Wearing an array of uniforms, chatting idly in groups, joking and playing cards, the soldiers seemed to embody the vision of unity championed by revered SPLA leader John Garang.

A year after Garang’s sudden death in a helicopter crash, his image is still emblazoned on T-shirts, framed on shop walls and reproduced in posters throughout southern Sudan .

But in the dusty streets of Juba , his dream of a “New Sudan” — where people could live side by side irrespective of race, religion, tribe or gender — is disappearing as fast as new signs of southern nationalism are emerging.

The south’s distinctive flag, a yellow star against a blue backdrop, flutters by Garang’s burial ground, and the number plates on Juba ‘s growing fleet of four-wheel-drive vehicles are increasingly inscribed with Roman instead of Arabic lettering.

COEXISTENCE

Deep resentment of Khartoum ‘s attempt to impose sharia on the south in 1983, sparking the civil war that killed 2 million people, still lingers, fuelling a desire among most southerners for independence.

“We tried unity for 50 years, but we failed. Our brothers in the north don’t respect our rights as brothers,” said trader Philip Kocwaw above the din of labourers on a building site.

“No southerner ever shared that vision of unity,” said Archbishop Paolino Lukudu Loro.

“The northerners looked at us as slaves, they wanted to Arabise us and impose Islam on us who are mainly Christian people. If you are not equal it is very difficult to coexist.”

Many northern Arab traders fled Juba after Garang’s death sparked riots and talk of assassination, but some who stayed vowed to remain even if the vote in 2011 slices Africa’s biggest country in half.

” Local staff working at a U.N. radio station launched in July find that overcoming years of prejudice to maintain neutrality in programmes and news reports is a daily challenge. “In this country everybody is prone to be on one side or the other,” said station boss Leon Willems. “There is a long way to go.”

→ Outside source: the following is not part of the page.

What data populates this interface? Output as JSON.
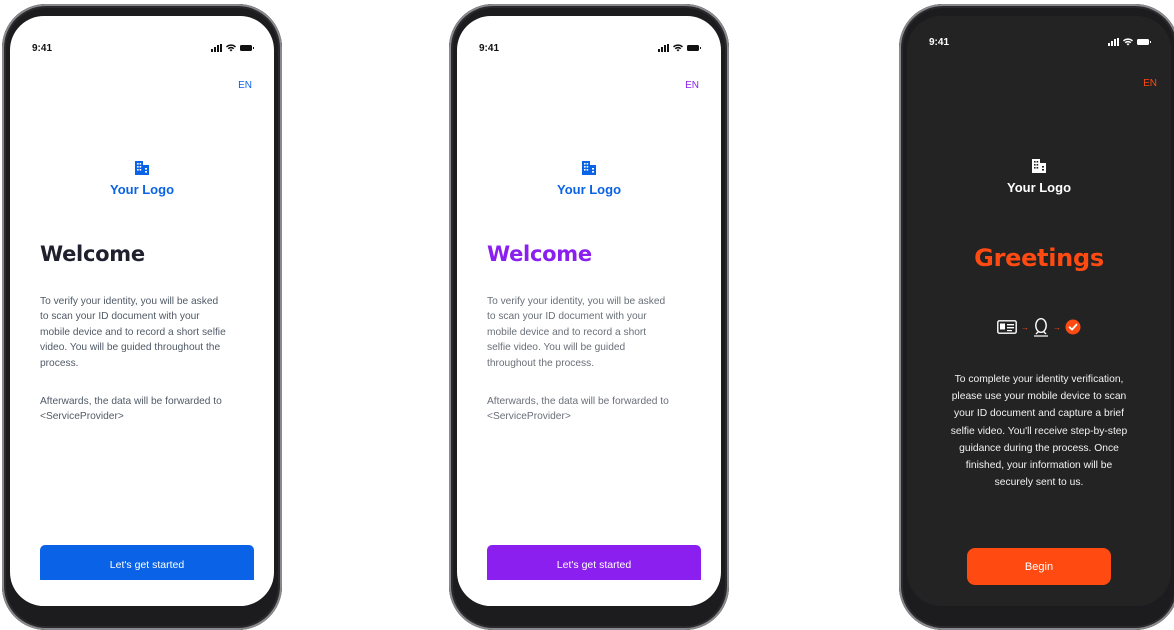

Broadcasting in a range of languages including classical Arabic and English, Miraya/Mirror FM’s aim is to explain the peace deal to people across the country, though Khartoum has blocked it from airing in the north.